UN chief outlines ‘roadmap for inclusion’ to address root causes of conflict
Diversity should be viewed as a powerful benefit, rather than a threat, particularly in countries experiencing conflict, UN Secretary-General António Guterres said on Tuesday, during a Security Council debate focused on the issue of inclusion.
The meeting, convened by Mexico, Council president for November, was held to examine the relation between the various root causes of armed conflict, such as inequality and poverty.
“Exclusion and inequalities of all kinds - economic, social and cultural - come with a devastating toll to security. Indeed, rising inequalities are a factor of rising instability,” said Mr. Guterres.
A stake in the future
The UN chief outlined a four-point “roadmap for inclusion”, urging countries to take greater action on the issues of people, prevention, gender and institutions.
“Without full inclusion and equality, peace is a job half done. Because true, sustainable peace, can only be carried forward by people who are supported, who are included and valued, who feel they are truly part of their society - and have a stake in its future,” he said.
The UN chief urged countries to invest in human development, and a “New Social Contract” that includes universal health coverage, social protection and safety nets, as well as COVID-19 vaccines for all.
Imagine the progress
He pointed out that last year, global military spending reached its largest annual increase since 2009, and is now nearing two trillion dollars annually.
“Imagine the progress we could make - the peace we could build, the conflicts we could prevent - if we dedicated even a fraction of this to human development, equality and inclusion,” he said.
The UN chief called for strengthening prevention on multiple fronts to address different types of exclusion and inequities, with particular focus on gender and youth, including during peace processes.
Women and peacebuilding
Ending inequalities and exclusion is also critical to achieving sustainable development, he added, while priority must also be given to the crucial role of women in building peace.
“We can draw a straight line between violence against, and exclusion of, women and civil oppression and violent conflict,” he said.
“From rape and sexual slavery being used as tools of war. To the thread of misogyny that runs through violent extremist thought.

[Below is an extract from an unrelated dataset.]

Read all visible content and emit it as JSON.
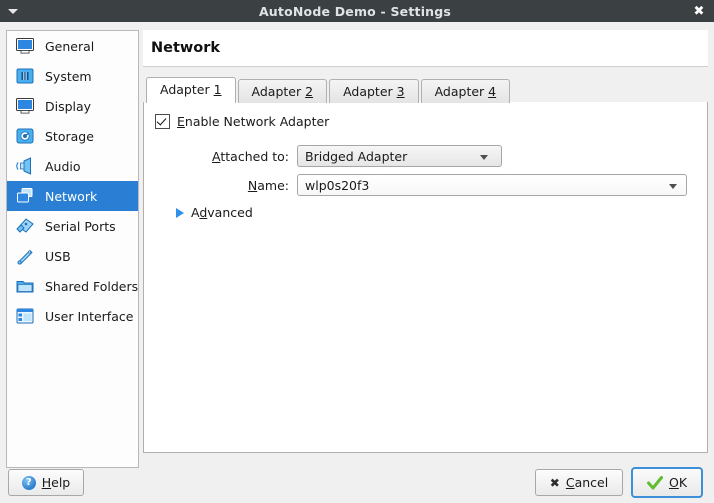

To the exclusion of women from positions of leadership and in peace processes.”
The Secretary-General highlighted how the UN continues to stand up for the rights of women and girls around the world.
“This includes in Afghanistan, where we continue to work with the de facto authorities to keep girls in school, and ensure that women can fully participate in civil and economic life,” he added.
Equal rights and justice
For his final point, the Secretary-General stressed the need to build trust through national institutions rooted in human rights and the rule of law.
“This means justice systems that apply to all people, equally - not only the rich or those holding the reins of power,” he said.
“It means building institutions resilient to corruption and abuse of power - founded on principles of integrity, transparency and accountability.”
At the same time, he stressed that policies and laws should protect vulnerable groups, while security and rule-of-law institutions should be responsive to the needs of all people.
Global fraternity plan
In his remarks, Mexican President Andrés Manuel López Obrador said his country will soon propose the establishment of a World Plan of Fraternity and Wellbeing that would guarantee a decent life for the 750 million people worldwide who survive on less than two dollars a day.
Financing for the plan would come from at least three sources: an annual voluntary contribution from the world’s 1,000 richest people of four per cent of their income; a similar contribution from the 1,000 largest private corporations, and two per cent of the Gross Domestic Product (GDP) of each of the G20 leading industrial nations.
President López Obrador estimated this would generate around one trillion dollars each year. He stressed that the funds should reach beneficiaries directly and without any intermediaries.